TASK GOAL
From the listing below, pull out all lines with "flydende" in them.
AVAILABLE DATA section start
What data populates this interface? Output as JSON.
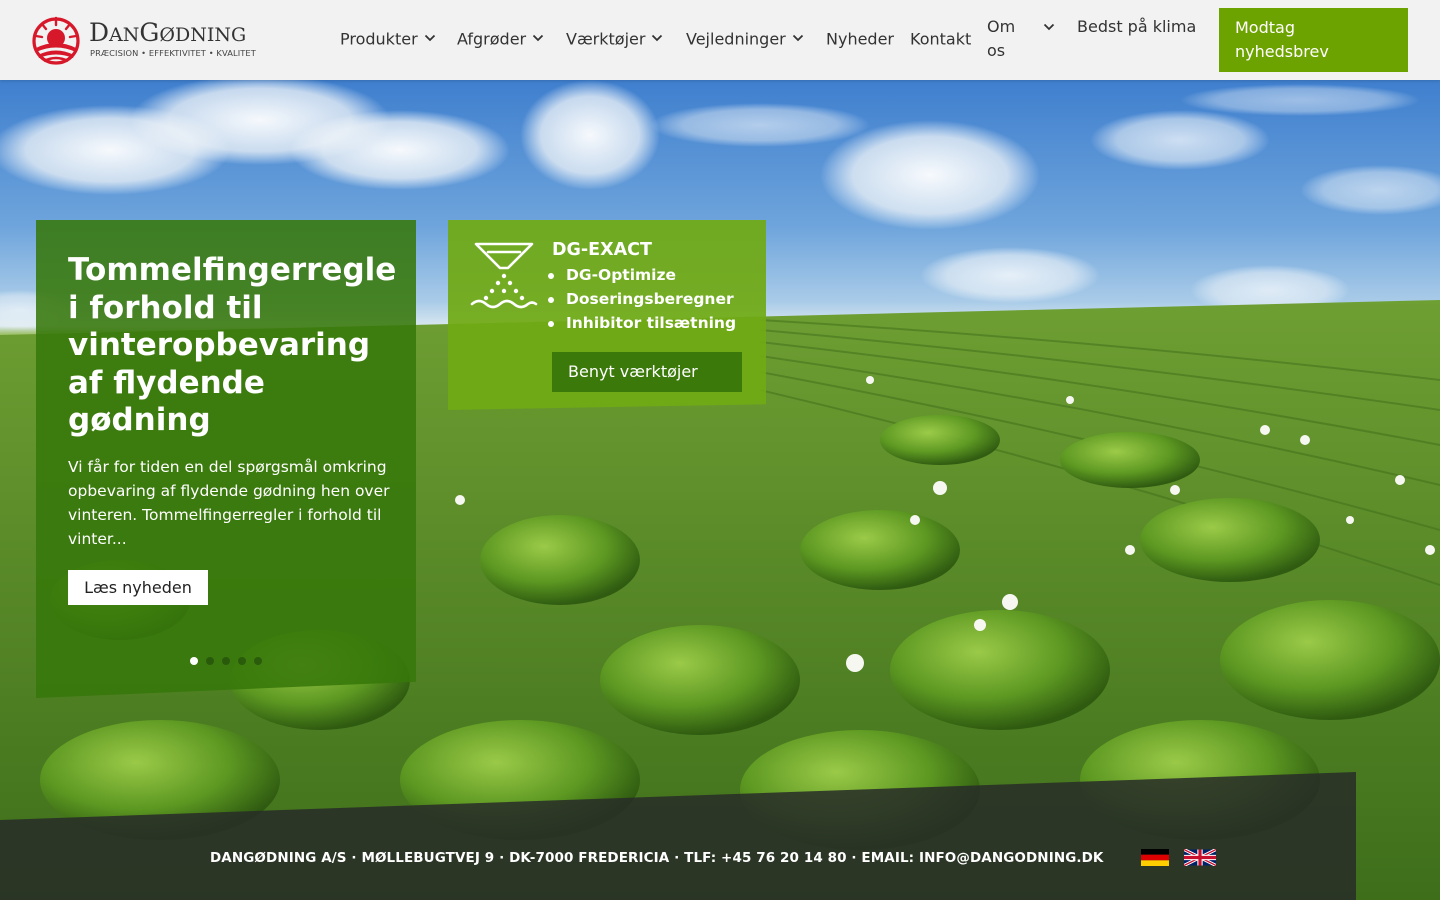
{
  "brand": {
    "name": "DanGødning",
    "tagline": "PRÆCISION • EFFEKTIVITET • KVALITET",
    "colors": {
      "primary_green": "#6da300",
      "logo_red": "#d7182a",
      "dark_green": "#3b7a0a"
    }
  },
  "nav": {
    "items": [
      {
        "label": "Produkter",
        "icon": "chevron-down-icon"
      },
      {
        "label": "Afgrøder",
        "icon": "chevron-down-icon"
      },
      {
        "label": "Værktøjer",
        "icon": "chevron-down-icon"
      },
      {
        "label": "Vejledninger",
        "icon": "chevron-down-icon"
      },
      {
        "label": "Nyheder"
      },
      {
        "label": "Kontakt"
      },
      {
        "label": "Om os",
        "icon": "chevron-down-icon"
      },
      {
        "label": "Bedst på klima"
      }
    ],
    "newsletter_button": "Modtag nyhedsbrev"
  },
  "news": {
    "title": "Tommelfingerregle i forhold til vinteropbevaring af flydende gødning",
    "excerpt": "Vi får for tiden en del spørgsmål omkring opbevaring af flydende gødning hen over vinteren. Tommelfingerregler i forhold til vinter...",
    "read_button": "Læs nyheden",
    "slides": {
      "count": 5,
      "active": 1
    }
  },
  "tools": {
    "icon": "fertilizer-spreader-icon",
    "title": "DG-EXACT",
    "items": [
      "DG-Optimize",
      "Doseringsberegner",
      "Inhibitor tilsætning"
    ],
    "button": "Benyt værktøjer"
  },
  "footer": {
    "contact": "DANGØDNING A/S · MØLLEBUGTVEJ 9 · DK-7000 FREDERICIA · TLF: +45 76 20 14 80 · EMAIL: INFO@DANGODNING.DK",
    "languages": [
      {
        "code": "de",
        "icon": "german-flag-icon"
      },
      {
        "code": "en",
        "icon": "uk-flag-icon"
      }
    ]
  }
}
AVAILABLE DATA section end
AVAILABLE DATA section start
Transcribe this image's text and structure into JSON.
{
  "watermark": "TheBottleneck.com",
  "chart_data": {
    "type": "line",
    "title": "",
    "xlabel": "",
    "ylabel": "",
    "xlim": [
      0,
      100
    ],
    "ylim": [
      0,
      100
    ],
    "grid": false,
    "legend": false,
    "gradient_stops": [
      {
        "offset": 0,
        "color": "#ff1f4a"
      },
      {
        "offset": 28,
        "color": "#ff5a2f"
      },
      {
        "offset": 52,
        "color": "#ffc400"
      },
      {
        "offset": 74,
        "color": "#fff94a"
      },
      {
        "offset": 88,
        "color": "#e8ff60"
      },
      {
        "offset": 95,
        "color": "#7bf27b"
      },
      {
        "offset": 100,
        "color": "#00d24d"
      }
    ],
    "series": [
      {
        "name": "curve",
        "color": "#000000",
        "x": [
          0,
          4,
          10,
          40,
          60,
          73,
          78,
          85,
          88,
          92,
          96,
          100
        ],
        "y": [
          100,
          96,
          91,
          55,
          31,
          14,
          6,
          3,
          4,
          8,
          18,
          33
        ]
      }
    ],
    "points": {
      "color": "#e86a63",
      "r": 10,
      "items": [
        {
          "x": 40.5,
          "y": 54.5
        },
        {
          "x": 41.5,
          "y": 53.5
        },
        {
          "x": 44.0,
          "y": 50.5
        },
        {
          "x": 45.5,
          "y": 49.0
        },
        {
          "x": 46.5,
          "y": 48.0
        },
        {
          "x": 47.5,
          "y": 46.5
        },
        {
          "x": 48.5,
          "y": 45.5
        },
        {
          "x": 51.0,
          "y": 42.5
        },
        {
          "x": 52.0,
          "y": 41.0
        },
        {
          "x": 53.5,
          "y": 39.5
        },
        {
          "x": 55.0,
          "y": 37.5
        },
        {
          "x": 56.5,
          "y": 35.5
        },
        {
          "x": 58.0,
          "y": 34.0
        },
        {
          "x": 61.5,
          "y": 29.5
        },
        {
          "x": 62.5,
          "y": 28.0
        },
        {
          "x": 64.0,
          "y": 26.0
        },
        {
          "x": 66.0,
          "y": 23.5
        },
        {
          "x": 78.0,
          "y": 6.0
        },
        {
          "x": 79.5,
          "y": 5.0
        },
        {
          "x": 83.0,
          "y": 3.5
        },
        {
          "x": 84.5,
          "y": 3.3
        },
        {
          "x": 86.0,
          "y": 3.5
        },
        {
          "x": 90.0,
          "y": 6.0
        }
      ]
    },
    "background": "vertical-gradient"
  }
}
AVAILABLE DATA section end
RESULT
    "title": "Tommelfingerregle i forhold til vinteropbevaring af flydende gødning",
    "excerpt": "Vi får for tiden en del spørgsmål omkring opbevaring af flydende gødning hen over vinteren. Tommelfingerregler i forhold til vinter...",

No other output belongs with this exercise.